A Catholic Mass in rural Uganda will differ from a Catholic Mass in France, as it would be different in the Philippines or in Latin America, Beals said. In Islam, women in some cultures are not required to wear a veil. Jewish kosher practice can be interpreted in multiple ways.
“Think about how often one hears things like, ‘Buddhists are nonviolent,’ or, ‘Islam promotes terrorism’ or, ‘Christians are socially conservative,’” Beals said. “These kinds of statements, no matter how well-meaning, are always over-broad and they are incorrect. It is too simplistic to capture the rich diversity of religious expression, and it is always something to stop when you hear it.”

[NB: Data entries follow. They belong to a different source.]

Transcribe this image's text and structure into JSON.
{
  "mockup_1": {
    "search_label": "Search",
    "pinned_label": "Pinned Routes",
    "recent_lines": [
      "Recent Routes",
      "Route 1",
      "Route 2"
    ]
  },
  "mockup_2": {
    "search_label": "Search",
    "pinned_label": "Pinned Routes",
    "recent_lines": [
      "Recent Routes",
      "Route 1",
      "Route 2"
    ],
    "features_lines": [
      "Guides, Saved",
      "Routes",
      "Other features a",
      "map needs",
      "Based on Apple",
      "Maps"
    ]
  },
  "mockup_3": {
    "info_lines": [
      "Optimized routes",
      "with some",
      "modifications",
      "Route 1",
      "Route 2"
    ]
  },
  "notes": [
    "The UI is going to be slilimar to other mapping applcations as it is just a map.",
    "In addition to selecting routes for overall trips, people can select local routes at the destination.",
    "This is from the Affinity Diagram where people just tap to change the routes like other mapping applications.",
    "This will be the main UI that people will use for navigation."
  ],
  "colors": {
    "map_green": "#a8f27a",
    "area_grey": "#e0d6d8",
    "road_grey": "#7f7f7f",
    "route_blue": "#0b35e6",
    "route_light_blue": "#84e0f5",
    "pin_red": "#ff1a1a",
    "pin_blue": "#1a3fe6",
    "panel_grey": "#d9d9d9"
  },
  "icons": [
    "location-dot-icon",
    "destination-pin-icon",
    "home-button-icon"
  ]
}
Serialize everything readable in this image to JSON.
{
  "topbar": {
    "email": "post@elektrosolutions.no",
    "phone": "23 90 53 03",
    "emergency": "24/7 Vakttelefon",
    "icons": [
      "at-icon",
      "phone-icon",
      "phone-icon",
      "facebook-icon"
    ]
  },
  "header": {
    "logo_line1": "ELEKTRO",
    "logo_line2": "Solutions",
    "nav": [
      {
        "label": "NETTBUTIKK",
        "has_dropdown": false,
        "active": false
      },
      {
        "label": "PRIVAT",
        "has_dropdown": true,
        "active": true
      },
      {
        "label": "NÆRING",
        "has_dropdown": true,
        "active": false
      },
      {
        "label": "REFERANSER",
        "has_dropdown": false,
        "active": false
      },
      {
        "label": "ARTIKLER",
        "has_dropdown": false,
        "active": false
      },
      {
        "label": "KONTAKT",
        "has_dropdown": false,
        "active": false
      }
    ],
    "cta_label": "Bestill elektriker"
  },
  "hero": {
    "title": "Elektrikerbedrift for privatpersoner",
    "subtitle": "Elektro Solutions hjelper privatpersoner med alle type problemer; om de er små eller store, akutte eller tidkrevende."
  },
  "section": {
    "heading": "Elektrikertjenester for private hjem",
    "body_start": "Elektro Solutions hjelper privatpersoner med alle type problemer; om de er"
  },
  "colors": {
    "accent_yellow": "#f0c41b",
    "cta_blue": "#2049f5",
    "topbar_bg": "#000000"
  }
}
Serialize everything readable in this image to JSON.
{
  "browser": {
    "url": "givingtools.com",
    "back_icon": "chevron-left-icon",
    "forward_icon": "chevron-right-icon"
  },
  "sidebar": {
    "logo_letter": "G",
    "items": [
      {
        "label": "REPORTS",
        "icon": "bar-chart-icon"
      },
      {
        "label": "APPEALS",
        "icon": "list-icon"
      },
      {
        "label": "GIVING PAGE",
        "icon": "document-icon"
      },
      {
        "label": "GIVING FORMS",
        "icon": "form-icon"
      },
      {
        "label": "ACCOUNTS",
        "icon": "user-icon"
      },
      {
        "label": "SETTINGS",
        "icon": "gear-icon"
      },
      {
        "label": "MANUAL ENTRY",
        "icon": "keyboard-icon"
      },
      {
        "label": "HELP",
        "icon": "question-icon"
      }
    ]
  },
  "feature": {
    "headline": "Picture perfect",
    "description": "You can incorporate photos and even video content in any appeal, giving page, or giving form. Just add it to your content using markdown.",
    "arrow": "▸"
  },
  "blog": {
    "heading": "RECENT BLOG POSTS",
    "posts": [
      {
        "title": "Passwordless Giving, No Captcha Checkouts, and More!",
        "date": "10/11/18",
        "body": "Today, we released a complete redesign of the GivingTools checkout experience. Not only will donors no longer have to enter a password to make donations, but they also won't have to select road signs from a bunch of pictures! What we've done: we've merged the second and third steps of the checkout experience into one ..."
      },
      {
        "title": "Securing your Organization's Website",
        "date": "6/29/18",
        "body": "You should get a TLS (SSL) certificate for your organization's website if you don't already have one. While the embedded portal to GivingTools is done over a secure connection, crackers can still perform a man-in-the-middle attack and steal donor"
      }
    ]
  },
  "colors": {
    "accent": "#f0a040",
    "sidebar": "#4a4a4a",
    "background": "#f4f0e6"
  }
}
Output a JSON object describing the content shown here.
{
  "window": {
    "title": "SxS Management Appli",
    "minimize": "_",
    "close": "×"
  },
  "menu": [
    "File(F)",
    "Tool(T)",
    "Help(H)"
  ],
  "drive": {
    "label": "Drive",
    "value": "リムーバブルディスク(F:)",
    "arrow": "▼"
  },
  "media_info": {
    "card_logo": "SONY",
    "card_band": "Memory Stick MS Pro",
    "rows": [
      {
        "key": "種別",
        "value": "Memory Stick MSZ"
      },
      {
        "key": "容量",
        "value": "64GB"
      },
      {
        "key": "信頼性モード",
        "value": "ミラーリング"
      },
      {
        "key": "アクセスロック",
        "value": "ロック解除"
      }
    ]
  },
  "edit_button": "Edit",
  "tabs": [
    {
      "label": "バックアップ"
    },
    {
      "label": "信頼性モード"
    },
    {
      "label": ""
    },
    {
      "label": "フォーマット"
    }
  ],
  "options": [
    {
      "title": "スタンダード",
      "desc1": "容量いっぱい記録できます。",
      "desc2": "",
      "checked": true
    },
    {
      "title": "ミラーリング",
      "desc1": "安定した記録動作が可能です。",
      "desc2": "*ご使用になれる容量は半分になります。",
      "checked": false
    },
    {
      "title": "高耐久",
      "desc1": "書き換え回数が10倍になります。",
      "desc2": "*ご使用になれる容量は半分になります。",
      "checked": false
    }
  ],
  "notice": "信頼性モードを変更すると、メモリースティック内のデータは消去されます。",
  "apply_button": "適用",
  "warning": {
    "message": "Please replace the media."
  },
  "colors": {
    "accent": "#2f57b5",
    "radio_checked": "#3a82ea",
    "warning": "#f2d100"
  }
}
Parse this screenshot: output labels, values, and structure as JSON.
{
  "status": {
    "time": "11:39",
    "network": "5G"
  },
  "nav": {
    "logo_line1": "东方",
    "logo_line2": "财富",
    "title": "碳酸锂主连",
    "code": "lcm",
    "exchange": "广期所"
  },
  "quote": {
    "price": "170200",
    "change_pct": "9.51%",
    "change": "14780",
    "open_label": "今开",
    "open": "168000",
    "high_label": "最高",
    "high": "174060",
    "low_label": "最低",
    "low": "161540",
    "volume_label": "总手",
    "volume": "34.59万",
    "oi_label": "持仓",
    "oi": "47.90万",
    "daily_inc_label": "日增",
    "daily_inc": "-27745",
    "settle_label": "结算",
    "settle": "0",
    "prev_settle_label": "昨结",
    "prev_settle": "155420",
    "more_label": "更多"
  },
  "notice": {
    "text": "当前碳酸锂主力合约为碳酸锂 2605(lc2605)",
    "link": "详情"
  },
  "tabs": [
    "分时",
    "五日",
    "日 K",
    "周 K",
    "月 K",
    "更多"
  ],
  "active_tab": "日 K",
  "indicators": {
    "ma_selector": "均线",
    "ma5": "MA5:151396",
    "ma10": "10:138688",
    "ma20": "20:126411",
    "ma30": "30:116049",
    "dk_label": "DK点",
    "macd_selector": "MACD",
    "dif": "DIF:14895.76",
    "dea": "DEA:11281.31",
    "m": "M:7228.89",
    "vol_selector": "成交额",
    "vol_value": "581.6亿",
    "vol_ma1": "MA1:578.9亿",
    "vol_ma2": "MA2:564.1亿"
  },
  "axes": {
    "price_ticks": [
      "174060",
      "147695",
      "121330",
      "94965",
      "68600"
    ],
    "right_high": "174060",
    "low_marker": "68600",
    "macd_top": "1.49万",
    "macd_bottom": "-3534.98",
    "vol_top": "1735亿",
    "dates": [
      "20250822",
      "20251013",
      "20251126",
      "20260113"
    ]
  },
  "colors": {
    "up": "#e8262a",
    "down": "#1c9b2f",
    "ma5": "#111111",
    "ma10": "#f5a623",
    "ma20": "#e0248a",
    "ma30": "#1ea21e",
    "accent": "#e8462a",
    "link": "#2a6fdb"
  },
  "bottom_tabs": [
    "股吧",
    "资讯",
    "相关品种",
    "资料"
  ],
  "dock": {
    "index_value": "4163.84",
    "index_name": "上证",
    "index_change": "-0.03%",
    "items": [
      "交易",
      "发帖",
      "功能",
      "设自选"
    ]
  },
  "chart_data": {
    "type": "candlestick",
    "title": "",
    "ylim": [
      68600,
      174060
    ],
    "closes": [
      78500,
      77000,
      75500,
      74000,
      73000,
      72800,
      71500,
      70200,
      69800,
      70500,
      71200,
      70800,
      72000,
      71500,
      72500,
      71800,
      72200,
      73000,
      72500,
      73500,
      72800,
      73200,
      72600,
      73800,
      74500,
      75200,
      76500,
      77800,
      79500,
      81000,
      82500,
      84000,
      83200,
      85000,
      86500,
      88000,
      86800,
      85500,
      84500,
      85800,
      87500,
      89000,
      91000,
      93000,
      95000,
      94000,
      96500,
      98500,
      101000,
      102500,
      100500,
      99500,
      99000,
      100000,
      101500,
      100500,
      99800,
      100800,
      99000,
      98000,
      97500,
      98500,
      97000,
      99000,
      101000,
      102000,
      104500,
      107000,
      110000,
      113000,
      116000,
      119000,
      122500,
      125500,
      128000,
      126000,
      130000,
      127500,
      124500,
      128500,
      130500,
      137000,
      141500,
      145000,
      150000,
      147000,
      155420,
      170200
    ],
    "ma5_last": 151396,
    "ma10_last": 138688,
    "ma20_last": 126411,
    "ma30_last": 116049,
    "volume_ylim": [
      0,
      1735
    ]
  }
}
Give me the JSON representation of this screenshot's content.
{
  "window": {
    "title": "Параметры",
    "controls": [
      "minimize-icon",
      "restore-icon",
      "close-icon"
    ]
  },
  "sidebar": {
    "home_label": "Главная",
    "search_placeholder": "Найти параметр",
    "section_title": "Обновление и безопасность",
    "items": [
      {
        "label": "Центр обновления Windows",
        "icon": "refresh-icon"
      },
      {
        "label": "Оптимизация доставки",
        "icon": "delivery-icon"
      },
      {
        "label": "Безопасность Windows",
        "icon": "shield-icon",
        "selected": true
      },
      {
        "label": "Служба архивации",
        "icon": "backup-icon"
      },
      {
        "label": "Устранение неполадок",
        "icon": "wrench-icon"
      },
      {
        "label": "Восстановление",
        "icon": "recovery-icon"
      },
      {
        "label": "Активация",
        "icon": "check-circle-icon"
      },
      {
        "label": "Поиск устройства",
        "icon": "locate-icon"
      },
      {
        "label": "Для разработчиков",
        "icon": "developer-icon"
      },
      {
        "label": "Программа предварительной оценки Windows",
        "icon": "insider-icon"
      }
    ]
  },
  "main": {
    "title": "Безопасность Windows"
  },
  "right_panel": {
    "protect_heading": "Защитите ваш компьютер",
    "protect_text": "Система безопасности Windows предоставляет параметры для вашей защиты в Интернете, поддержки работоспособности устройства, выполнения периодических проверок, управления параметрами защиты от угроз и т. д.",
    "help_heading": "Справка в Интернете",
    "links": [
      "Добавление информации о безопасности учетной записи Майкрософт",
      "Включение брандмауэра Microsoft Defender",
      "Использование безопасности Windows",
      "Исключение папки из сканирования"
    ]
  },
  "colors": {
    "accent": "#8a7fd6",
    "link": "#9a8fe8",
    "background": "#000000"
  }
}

Religions also change in response to historical and social conditions based on new opportunities, constraints and challenges framing those religions. While some religions claim to be unchanging over time for the sake of performing authenticity, Beals said that no person or institution remains static over time.
And it doesn’t end after a Mass, Shabbat or meditation concludes. It leaks into how nations shape their calendar and how companies grant holidays from work, as well as art, architecture, food and language. Even the U.S. justice system doesn’t go unscathed, Beals said, as it has direct ties to Calvinist ethics.
“For the practicing and the non-practicing alike, religious stories and allegories — think of the Good Samaritan, the golden rule, Mara and the Buddha, so many others — these are powerful influences of how people respond to adversity in their lives,” Beals said.
COVID-19, Beals said, is one such example of people looking to faith institutions for guidance. Some churches are operating as health care sites while others have become “super spreaders” for the virus.
“We see a range of responses from faith communities to public health advice around public gatherings and so on. And we see that evolving and changing all of the time,” Beals said. “And frankly, I think religious services and practices will be forever changed by the coronavirus.”
Beals said that religious education should shed light on how religion is a nuanced influence on past and present moral justifications.
“Clearly throughout history and ongoing, religion has functioned to inspire and justify a range of human action, from the heinous to the heroic,” Beals said.
Done right, she said, religious literacy can also help students imagine a more just future and understand the world with religious context. One project where students came up with their own case studies included how Muslim women engage with New York Fashion Week and how Muslim astronauts pray toward Mecca while in space.
“It means they get to ask and are expected to ask the religion question anywhere,” Beals said. “They cannot assume religion is irrelevant to any situation.”